“These maps are going to have a major impact on our understanding of the healthy adult human brain, and that impact is already starting to be felt,” Van Essen, said. “Not only have we published many papers on what we’re learning about the brain from the data-gathering process, there also already have been a handful of independent investigators who have published papers based on HCP data. We weren’t expecting that this early in the process.

“We’re approaching the point where we have enough data to really sink our teeth into these questions and are starting to do some serious science on what factors influence the folding of the cortex,” he said.

Lead investigator Deanna Barch, PhD, said that to comprehend how structural or functional connectivity goes awry, researchers must first establish the parameters of normal connectivity.

“You need a baseline to work from,” she said. “Down the road, the HCP will become a benchmark enabling us to see how abnormalities contribute to or result from disease. It will suggest better ideas about disease prevention or the means of early intervention.”

The ‘state’ of the art in brain mapping

Imagine mapping population centers by tracking telecommunications activity — say, grouping at least 100,000 phone calls from one location to another. This would reveal Kansas City and St. Louis as two hot spots in Missouri, but would not identify individual callers. HCP mapping, somewhat similarly, monitors the overall activity of more than 100,000 neurons at a time. This allows researchers to better understand the brain’s functional hot spots and their connectivity, providing the most detailed and accurate whole-brain portrait yet developed.

Tucker Hartley and Owen Footer, HCP research assistants, perform some behavioral tasks used by the HCP to measure each subject’s abilities, such as gait speed (top), odor identification (middle), and taste (bottom). At right, Footer prepares Hartley for a functional MRI scan in which the subject indicates choices with a button box.
Photo by Robert Boston

Making connections

HCP researchers are studying twins and their non-twin siblings, a total of 1,200 subjects, to better understand how genes affect the wiring of the brain: What aspects of circuitry are inherited and what aspects are shaped by experience?
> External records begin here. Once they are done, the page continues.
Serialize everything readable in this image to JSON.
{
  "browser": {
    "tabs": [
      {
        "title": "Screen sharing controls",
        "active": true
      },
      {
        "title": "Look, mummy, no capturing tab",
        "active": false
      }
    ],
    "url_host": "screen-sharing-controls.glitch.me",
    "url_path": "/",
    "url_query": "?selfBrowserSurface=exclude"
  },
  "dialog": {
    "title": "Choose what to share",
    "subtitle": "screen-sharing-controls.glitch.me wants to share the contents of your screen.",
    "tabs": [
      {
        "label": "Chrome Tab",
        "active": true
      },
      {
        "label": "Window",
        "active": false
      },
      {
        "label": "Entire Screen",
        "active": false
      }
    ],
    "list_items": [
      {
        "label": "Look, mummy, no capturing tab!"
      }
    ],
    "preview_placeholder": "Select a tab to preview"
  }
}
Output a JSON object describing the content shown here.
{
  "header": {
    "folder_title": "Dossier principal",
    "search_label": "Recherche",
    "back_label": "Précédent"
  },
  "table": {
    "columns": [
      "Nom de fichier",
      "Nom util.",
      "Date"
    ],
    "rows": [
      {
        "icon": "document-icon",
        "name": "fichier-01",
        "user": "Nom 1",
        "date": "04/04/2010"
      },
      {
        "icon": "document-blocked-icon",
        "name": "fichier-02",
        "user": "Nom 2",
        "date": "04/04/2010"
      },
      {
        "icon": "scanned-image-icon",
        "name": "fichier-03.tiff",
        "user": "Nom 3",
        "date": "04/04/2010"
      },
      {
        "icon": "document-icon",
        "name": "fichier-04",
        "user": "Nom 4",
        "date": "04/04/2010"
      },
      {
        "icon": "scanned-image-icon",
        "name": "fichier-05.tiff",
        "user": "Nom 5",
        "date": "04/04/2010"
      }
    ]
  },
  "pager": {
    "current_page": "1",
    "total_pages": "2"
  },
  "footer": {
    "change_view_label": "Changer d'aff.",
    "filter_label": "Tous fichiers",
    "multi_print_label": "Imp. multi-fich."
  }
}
To reflect the true normal range of brain connections, study volunteers come from all racial, ethnic, economic and educational backgrounds.

Study volunteers spend about four hours over two days in a customized MRI, sometimes lying quietly and sometimes performing tasks. All the while, the machine is recording patterns of brain activity. A participant might move her right hand, for instance, and a section of the left motor cortex lights up. The testing is replicated in hundreds of subjects. For something more complicated, such as a working memory test, several brain regions in the front and back light up together, working in a coordinated way.

“We are trying to understand which parts of brains are active when people are processing information, doing math or remembering things,” explained Barch, who is coordinating data collection at Washington University.

In addition to the brain scans, research volunteers undergo a battery of cognitive, physical fitness and psychological tests. They spend about six hours participating in wide-ranging activities — from tasting mysterious liquids on a cotton swab to running around traffic cones in a corridor. These tests, which look at intelligence, sensory abilities and emotional state, among other aspects, bring added dimension to the imaging data. For instance, do differences in brain circuits have any bearing on high or low IQ?